05/15/12 — Soyuz TMA-04M/30S launch – G.Padalka (CDR-32)/J.Acaba/S.Revin
05/17/12 — Soyuz TMA-04M/30S docking (MRM2)
————–Six-crew operations—————-
07/01/12 — Soyuz TMA-03M/29S undock/landing (End of Increment 31)
————–Three-crew operations————-
07/15/12 — Soyuz TMA-05M/31S launch – S.Williams (CDR-33)/Y.Malenchenko/A.Hoshide
07/17/12 — Soyuz TMA-05M/31S docking
07/20/12 — HTV3 launch (~10:18pm EDT)
07/31/12 — Progress M16M/48P launch
08/02/12 — Progress M16M/48P docking
————–Six-crew operations—————-
09/17/12 — Soyuz TMA-04M/30S undock/landing (End of Increment 32)
————–Three-crew operations————-
10/15/12 — Soyuz TMA-06M/32S launch – K.Ford (CDR-34)/O.Novitskiy/E.Tarelkin
10/17/12 — Soyuz TMA-06M/32S docking
————–Six-crew operations————-
11/01/12 — Progress M-17M/49P launch
11/03/12 — Progress M-17M/49P docking
11/12/12 — Soyuz TMA-05M/31S undock/landing (End of Increment 33)
————–Three-crew operations————-
12/05/12 — Soyuz TMA-07M/33S launch – C.Hadfield (CDR-35)/T.Mashburn/R.Romanenko
12/07/12 — Soyuz TMA-07M/33S docking
————–Six-crew operations————-
12/26/12 — Progress M-18M/50P launch
12/28/12 — Progress M-18M/50P docking
03/19/13 — Soyuz TMA-06M/32S undock/landing (End of Increment 34)
————–Three-crew operations————-
04/02/13 — Soyuz TMA-08M/34S launch – P.Vinogradov (CDR-36)/C.Cassidy/A.Misurkin
04/04/13 — Soyuz TMA-08M/34S docking
————–Six-crew operations————-
05/16/13 — Soyuz TMA-07M/33S undock/landing (End of Increment 35)
————–Three-crew operations————-

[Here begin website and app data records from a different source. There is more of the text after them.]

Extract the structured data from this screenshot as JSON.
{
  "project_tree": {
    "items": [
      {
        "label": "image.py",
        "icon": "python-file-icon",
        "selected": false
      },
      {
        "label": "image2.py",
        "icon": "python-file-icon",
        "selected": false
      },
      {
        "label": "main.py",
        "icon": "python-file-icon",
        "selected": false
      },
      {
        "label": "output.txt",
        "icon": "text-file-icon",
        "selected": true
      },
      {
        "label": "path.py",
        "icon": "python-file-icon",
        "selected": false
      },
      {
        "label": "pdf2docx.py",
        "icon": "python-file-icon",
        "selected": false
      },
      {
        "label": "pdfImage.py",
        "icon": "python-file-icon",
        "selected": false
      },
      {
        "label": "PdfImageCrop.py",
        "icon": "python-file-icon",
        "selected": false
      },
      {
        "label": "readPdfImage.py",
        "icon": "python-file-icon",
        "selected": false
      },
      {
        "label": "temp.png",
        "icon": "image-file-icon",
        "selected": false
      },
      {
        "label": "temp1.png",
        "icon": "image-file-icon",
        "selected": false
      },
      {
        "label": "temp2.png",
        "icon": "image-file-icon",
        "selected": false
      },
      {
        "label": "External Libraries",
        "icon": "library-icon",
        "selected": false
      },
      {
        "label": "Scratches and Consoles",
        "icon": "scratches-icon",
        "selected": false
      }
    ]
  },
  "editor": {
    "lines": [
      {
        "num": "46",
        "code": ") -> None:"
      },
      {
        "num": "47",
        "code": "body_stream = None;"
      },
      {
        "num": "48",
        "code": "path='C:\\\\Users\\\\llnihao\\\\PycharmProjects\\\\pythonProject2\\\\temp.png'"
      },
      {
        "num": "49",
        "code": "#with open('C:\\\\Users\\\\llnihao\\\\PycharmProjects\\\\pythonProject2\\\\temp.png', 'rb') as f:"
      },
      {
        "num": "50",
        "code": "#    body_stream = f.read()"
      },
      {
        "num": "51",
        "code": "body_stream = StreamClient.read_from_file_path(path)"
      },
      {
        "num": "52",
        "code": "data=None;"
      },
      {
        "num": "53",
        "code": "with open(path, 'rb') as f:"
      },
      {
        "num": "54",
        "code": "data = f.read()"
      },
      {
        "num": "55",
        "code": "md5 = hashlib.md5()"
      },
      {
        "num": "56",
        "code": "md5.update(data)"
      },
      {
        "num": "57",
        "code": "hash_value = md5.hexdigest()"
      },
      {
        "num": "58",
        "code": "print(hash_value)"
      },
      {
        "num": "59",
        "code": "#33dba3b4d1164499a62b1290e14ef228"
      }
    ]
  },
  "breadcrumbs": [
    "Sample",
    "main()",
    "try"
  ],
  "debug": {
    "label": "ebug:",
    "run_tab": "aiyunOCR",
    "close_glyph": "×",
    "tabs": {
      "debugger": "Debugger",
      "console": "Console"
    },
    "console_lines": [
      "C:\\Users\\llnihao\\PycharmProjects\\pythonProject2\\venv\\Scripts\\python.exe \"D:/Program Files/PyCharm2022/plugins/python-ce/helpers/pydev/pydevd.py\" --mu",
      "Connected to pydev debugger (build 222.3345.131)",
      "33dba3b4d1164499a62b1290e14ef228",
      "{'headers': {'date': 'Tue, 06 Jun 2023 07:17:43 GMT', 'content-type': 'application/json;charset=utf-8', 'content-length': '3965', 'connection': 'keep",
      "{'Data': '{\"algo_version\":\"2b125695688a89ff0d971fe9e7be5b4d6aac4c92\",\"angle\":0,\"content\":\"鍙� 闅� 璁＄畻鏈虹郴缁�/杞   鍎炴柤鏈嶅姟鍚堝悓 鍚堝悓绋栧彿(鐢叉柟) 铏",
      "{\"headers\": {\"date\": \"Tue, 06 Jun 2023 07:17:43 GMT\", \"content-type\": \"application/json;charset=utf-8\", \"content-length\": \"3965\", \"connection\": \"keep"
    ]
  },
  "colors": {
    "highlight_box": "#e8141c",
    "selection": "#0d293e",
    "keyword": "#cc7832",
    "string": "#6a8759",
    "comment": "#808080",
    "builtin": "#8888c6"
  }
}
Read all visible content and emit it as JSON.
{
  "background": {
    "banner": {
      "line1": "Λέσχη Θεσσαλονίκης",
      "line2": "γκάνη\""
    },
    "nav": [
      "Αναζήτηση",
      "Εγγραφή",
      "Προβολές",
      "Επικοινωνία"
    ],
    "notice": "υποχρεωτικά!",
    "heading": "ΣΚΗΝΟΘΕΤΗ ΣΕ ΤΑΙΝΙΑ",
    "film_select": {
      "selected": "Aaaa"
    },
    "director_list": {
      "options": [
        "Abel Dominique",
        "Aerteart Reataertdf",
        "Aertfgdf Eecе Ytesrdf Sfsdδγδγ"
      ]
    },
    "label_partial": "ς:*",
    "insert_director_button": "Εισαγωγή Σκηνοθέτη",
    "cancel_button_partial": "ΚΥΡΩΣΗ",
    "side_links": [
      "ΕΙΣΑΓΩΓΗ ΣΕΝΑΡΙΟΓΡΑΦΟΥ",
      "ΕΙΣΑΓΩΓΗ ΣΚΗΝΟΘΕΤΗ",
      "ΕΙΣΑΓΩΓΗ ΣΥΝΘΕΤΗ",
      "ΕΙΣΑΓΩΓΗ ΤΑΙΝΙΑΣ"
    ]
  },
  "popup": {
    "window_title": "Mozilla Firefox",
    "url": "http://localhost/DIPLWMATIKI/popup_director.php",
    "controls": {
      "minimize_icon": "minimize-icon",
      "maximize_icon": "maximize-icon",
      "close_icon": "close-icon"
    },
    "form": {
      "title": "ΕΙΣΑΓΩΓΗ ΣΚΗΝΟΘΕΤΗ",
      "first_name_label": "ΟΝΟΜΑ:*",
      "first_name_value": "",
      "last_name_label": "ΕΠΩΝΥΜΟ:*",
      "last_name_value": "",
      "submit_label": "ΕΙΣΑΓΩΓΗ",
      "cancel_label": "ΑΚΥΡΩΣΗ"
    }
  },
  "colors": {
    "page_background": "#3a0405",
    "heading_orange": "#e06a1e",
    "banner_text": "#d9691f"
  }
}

05/29/13 — Soyuz TMA-09M/35S launch – M.Suraev (CDR-37)/K.Nyberg/L.Parmitano
05/31/13 — Soyuz TMA-09M/35S docking
————–Six-crew operations————-
09/xx/13 — Soyuz TMA-08M/34S undock/landing (End of Increment 36)
————–Three-crew operations————-
09/xx/13 — Soyuz TMA-10M/36S launch – M.Hopkins/TBD (CDR-38)/TBD
09/xx/13 — Soyuz TMA-10M/36S docking
————–Six-crew operations————-
11/xx/13 — Soyuz TMA-09M/35S undock/landing (End of Increment 37)
————–Three-crew operations————-
11/xx/13 — Soyuz TMA-11M/37S launch – K.Wakata (CDR-39)/R.Mastracchio/TBD
11/xx/13 — Soyuz TMA-11M/37S docking
————–Six-crew operations————-
03/xx/14 — Soyuz TMA-10M/36S undock/landing (End of Increment 38)
————–Three-crew operations————-

SpaceRef staff editor.